Water-soluble plastic to help prevent pollution – expert

A bag that dissolves in water could soon replace plastics that are causing massive pollution.

Solubag Africa, a world-leading environmental solutions expert, is using a new technology to produce bags that dissolve when they come into contact with water. They don't leave behind any toxic or polluting residues.

Solubag is a group of global companies formed by eco-conscious Chilean scientists, entrepreneurs and managers.

Solubag Africa co-founder George Jomo said, "One of the main ingredients of these products is maize cob. This means we will be getting raw material from nature to save nature."

The other ingredient is polyvinyl alcohol, he said.

Jomo said Kenya is set to become the hub of the new product in Africathat has been adopted in countries such as the US, Canada, Spain, Italy, Czech Republic, Greece, Turkey and Germany.

He said Chilean scientist Roberto Astete invented the Solubag and has been “kind and gracious enough” to allow them to showcase the products in the country.

Jomo said the new technology is being used to make personal protective equipment such as masks, planters and carrier bags.

He said they sustain three or four big clients like Carrefour and Safaricom because their orders are huge.

The new product was on February 27 used to plant 193 indigenous trees, representing all the UN member states.

The trees were planted in a portion of City Park forest named UNEP corner.

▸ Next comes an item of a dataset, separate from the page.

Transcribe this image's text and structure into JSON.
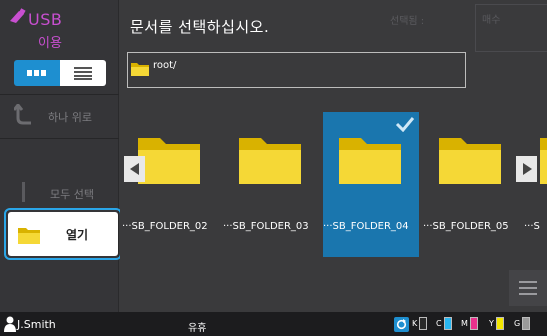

Environment CS Keriako Tobiko led the tree-planting drive. Environment PS Chris Kiptoo and Kenya Forest Service chief conservator Julius Kamau were present.

Water-soluble plastic to help prevent pollution – expert

Astete said his products feel like plastic but are not plastic.

“This is a 100 per cent environment-friendly material,” he said.

Astete said non-plastic or carrier bags dissolve when placed in hot water of at least 85°C.

Solubag dissolves within five minutes, he said.

Astete said if the bag is thrown into the trash and mixed with other waste, it does not harm the environment.

This is because it decomposes within 180 days and only natural substances remain, he said.

Astete said they recommend dissolving the non-plastic carrier bag separately in a container, as it contains cotton thread that can cause problems in the washing machine or the dishwasher.

"Do not flush the non-toxic bag or carrier bag into the toilet, wash basin or other sinks where the water does not reach 85°C. In this case, the bag will not dissolve immediately, but the slow degradation process will begin and the pipes will get clogged."

He said if one accidentally drinks the solution containing a dissolved non-toxic bag, he or she will not be harmed as only carbon and a small number of harmless substances remain in the water.

The new technology comes as the world races against time to seek solutions to plastic pollution.

The fifth session of the UN Environment Assembly concluded March 2, with UN member states adopting 14 resolutions to strengthen actions for nature to achieve Sustainable Development Goals.

The resolution that received a lot of attention was the one on plastic pollution that has grown into an epidemic.

After vigorous negotiations, the assembly unanimously agreed to develop a legally binding treaty, a move Kenya backed.